Solution: Practice succinct answers to the most common questions you are asked. The length of the answer will vary by media: in print, less than minute; in radio, less than 30 seconds; on video, less than 20 seconds. It may seem short until you actually time it out.

2. You are not relevant or entertaining

You continue to talk about issues that are not relevant to the listener or you are just plain boring. This is your fault, not the interviewers. It is your responsibility to give a "good interview." No one should have to carry you.  

Solution: Most interviews should relate to what is going on in the world today. Making it current keeps it interesting to the listener.

3. You don't answer the question

This is small business, not a political interview. If you agreed to be interviewed, answer the questions that are asked! Don't dodge them. If you don’t want to do the interview then don’t get started.

Solution: Talk to the journalist ahead of time to find out what areas they want to cover.

4. You are not prepared

The date of the interview "snuck up on you" or you are not focused on it. You have waited this long; do your homework far in advance and then review it the day before the interview.

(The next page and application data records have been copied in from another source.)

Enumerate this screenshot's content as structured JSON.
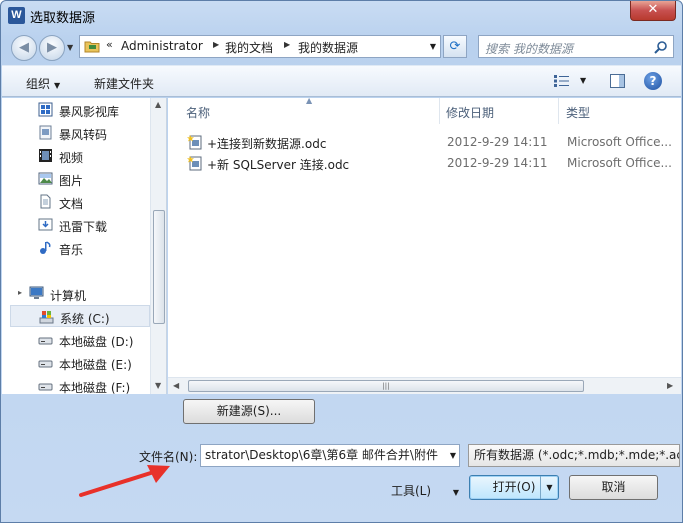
{
  "window": {
    "title": "选取数据源",
    "app_icon": "word-icon",
    "close_label": "✕"
  },
  "nav": {
    "back_label": "◀",
    "forward_label": "▶",
    "address": {
      "overflow": "«",
      "crumbs": [
        "Administrator",
        "我的文档",
        "我的数据源"
      ]
    },
    "search_placeholder": "搜索 我的数据源"
  },
  "toolbar": {
    "organize_label": "组织",
    "new_folder_label": "新建文件夹",
    "help_label": "?"
  },
  "sidebar": {
    "items": [
      {
        "label": "暴风影视库",
        "icon": "library-icon"
      },
      {
        "label": "暴风转码",
        "icon": "library-icon"
      },
      {
        "label": "视频",
        "icon": "video-icon"
      },
      {
        "label": "图片",
        "icon": "picture-icon"
      },
      {
        "label": "文档",
        "icon": "document-icon"
      },
      {
        "label": "迅雷下载",
        "icon": "download-icon"
      },
      {
        "label": "音乐",
        "icon": "music-icon"
      },
      {
        "label": "计算机",
        "icon": "computer-icon"
      },
      {
        "label": "系统 (C:)",
        "icon": "system-drive-icon",
        "selected": true
      },
      {
        "label": "本地磁盘 (D:)",
        "icon": "drive-icon"
      },
      {
        "label": "本地磁盘 (E:)",
        "icon": "drive-icon"
      },
      {
        "label": "本地磁盘 (F:)",
        "icon": "drive-icon"
      }
    ]
  },
  "filelist": {
    "columns": {
      "name": "名称",
      "modified": "修改日期",
      "type": "类型"
    },
    "files": [
      {
        "name": "+连接到新数据源.odc",
        "modified": "2012-9-29 14:11",
        "type": "Microsoft Office..."
      },
      {
        "name": "+新 SQLServer 连接.odc",
        "modified": "2012-9-29 14:11",
        "type": "Microsoft Office..."
      }
    ]
  },
  "bottom": {
    "new_source_label": "新建源(S)...",
    "filename_label": "文件名(N):",
    "filename_value": "strator\\Desktop\\6章\\第6章 邮件合并\\附件",
    "filetype_value": "所有数据源 (*.odc;*.mdb;*.mde;*.accd",
    "tools_label": "工具(L)",
    "open_label": "打开(O)",
    "cancel_label": "取消"
  },
  "colors": {
    "accent": "#1d6fc5",
    "annotation_arrow": "#e8312a"
  }
}
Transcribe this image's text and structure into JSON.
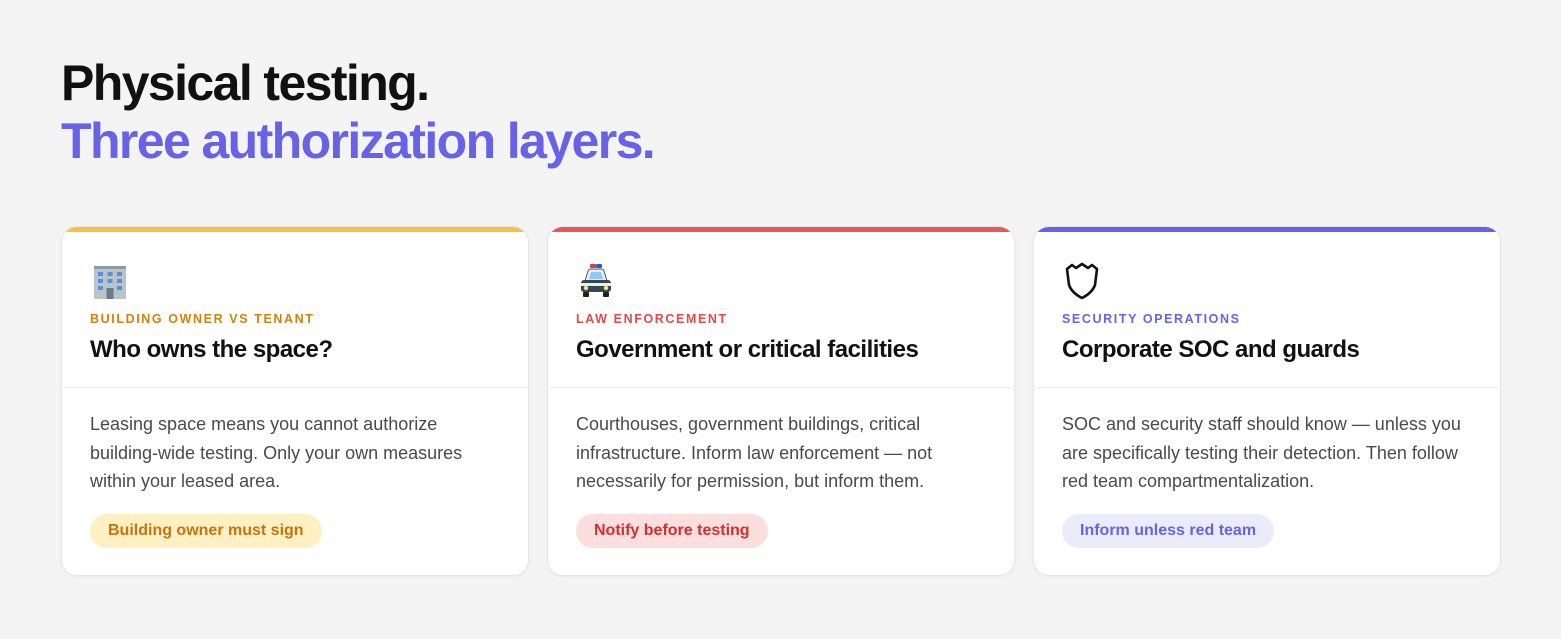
{
  "heading": {
    "line1": "Physical testing.",
    "line2": "Three authorization layers."
  },
  "colors": {
    "accent": "#6663e6",
    "card1_bar": "#f6c244",
    "card2_bar": "#e85757",
    "card3_bar": "#6663e6"
  },
  "cards": [
    {
      "icon": "office-building-icon",
      "eyebrow": "BUILDING OWNER VS TENANT",
      "title": "Who owns the space?",
      "description": "Leasing space means you cannot authorize building-wide testing. Only your own measures within your leased area.",
      "badge": "Building owner must sign"
    },
    {
      "icon": "police-car-icon",
      "eyebrow": "LAW ENFORCEMENT",
      "title": "Government or critical facilities",
      "description": "Courthouses, government buildings, critical infrastructure. Inform law enforcement — not necessarily for permission, but inform them.",
      "badge": "Notify before testing"
    },
    {
      "icon": "shield-icon",
      "eyebrow": "SECURITY OPERATIONS",
      "title": "Corporate SOC and guards",
      "description": "SOC and security staff should know — unless you are specifically testing their detection. Then follow red team compartmentalization.",
      "badge": "Inform unless red team"
    }
  ]
}
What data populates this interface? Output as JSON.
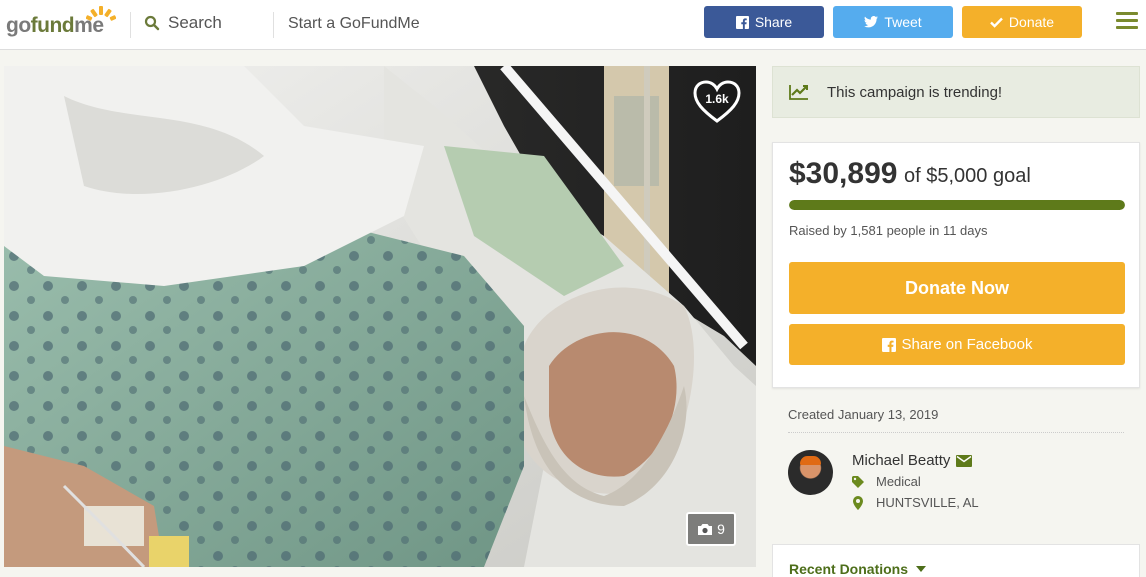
{
  "header": {
    "logo_part1": "go",
    "logo_part2": "fund",
    "logo_part3": "me",
    "search_label": "Search",
    "start_label": "Start a GoFundMe",
    "share_label": "Share",
    "tweet_label": "Tweet",
    "donate_label": "Donate"
  },
  "photo": {
    "likes": "1.6k",
    "photo_count": "9"
  },
  "trending": {
    "text": "This campaign is trending!"
  },
  "campaign": {
    "raised": "$30,899",
    "goal_text": "of $5,000 goal",
    "progress_percent": 100,
    "raised_by": "Raised by 1,581 people in 11 days",
    "donate_now_label": "Donate Now",
    "share_facebook_label": "Share on Facebook"
  },
  "details": {
    "created": "Created January 13, 2019",
    "organizer": "Michael Beatty",
    "category": "Medical",
    "location": "HUNTSVILLE, AL"
  },
  "recent": {
    "label": "Recent Donations"
  },
  "colors": {
    "facebook": "#3b5998",
    "twitter": "#55acee",
    "donate": "#f4b02a",
    "progress": "#5e7a1a",
    "brand_green": "#6b7a3a"
  }
}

Solution: Watch or read other interviews by the same media outlet to understand their style and the types of questions they ask. Interviews are a team sport and you want to be a prepared player.

5. You keep trying to sell your product or service in every answer

A byproduct of PR is sales, but it shouldn't be the immediate goal.

Solution: Give expert advice on the types of problems you solve. New customers will then come looking to you for the solutions.

Remember, an effective interview includes these three facets:

  1. Giving relevant information to the topic that is discussed
  2. Being interesting and entertaining (if appropriate)
  3. Creating awareness of the problem your product or service solves

Tell me about your last great interview!

Getting Small Businesses Unstuck, Shafran Moltz Group